** RECORDS FOR THIS TASK follows **

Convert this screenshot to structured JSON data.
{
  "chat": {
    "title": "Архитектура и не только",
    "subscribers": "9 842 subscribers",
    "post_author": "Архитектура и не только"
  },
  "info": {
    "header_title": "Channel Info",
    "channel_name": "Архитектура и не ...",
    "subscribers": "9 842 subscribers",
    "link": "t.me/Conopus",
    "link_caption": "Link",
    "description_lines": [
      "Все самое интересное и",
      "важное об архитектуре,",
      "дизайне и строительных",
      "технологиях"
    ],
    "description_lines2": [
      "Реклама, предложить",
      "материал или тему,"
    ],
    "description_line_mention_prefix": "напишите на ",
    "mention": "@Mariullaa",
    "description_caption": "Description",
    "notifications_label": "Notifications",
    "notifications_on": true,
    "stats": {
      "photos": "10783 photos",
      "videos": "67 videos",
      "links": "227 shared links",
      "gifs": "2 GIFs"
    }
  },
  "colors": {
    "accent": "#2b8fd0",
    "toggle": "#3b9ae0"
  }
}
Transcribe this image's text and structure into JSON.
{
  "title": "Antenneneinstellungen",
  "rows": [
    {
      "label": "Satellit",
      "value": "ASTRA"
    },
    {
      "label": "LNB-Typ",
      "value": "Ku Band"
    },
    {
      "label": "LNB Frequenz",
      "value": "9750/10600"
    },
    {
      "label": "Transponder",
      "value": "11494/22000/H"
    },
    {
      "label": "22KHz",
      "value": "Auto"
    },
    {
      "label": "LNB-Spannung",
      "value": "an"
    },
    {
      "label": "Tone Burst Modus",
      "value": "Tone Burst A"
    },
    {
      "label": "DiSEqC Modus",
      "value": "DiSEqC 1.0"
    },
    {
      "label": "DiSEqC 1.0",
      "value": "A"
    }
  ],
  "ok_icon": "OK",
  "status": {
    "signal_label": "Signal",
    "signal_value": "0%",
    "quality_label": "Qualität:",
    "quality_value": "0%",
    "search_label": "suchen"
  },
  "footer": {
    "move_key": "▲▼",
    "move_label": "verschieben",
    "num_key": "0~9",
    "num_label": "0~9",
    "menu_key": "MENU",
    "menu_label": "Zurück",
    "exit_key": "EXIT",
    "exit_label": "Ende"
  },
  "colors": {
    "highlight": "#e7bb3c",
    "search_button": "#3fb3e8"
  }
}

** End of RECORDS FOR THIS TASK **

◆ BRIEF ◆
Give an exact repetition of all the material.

◆ TASK RESPONSE ◆
Convert this screenshot to structured JSON data.
{
  "chat": {
    "title": "Архитектура и не только",
    "subscribers": "9 842 subscribers",
    "post_author": "Архитектура и не только"
  },
  "info": {
    "header_title": "Channel Info",
    "channel_name": "Архитектура и не ...",
    "subscribers": "9 842 subscribers",
    "link": "t.me/Conopus",
    "link_caption": "Link",
    "description_lines": [
      "Все самое интересное и",
      "важное об архитектуре,",
      "дизайне и строительных",
      "технологиях"
    ],
    "description_lines2": [
      "Реклама, предложить",
      "материал или тему,"
    ],
    "description_line_mention_prefix": "напишите на ",
    "mention": "@Mariullaa",
    "description_caption": "Description",
    "notifications_label": "Notifications",
    "notifications_on": true,
    "stats": {
      "photos": "10783 photos",
      "videos": "67 videos",
      "links": "227 shared links",
      "gifs": "2 GIFs"
    }
  },
  "colors": {
    "accent": "#2b8fd0",
    "toggle": "#3b9ae0"
  }
}
Transcribe this image's text and structure into JSON.
{
  "title": "Antenneneinstellungen",
  "rows": [
    {
      "label": "Satellit",
      "value": "ASTRA"
    },
    {
      "label": "LNB-Typ",
      "value": "Ku Band"
    },
    {
      "label": "LNB Frequenz",
      "value": "9750/10600"
    },
    {
      "label": "Transponder",
      "value": "11494/22000/H"
    },
    {
      "label": "22KHz",
      "value": "Auto"
    },
    {
      "label": "LNB-Spannung",
      "value": "an"
    },
    {
      "label": "Tone Burst Modus",
      "value": "Tone Burst A"
    },
    {
      "label": "DiSEqC Modus",
      "value": "DiSEqC 1.0"
    },
    {
      "label": "DiSEqC 1.0",
      "value": "A"
    }
  ],
  "ok_icon": "OK",
  "status": {
    "signal_label": "Signal",
    "signal_value": "0%",
    "quality_label": "Qualität:",
    "quality_value": "0%",
    "search_label": "suchen"
  },
  "footer": {
    "move_key": "▲▼",
    "move_label": "verschieben",
    "num_key": "0~9",
    "num_label": "0~9",
    "menu_key": "MENU",
    "menu_label": "Zurück",
    "exit_key": "EXIT",
    "exit_label": "Ende"
  },
  "colors": {
    "highlight": "#e7bb3c",
    "search_button": "#3fb3e8"
  }
}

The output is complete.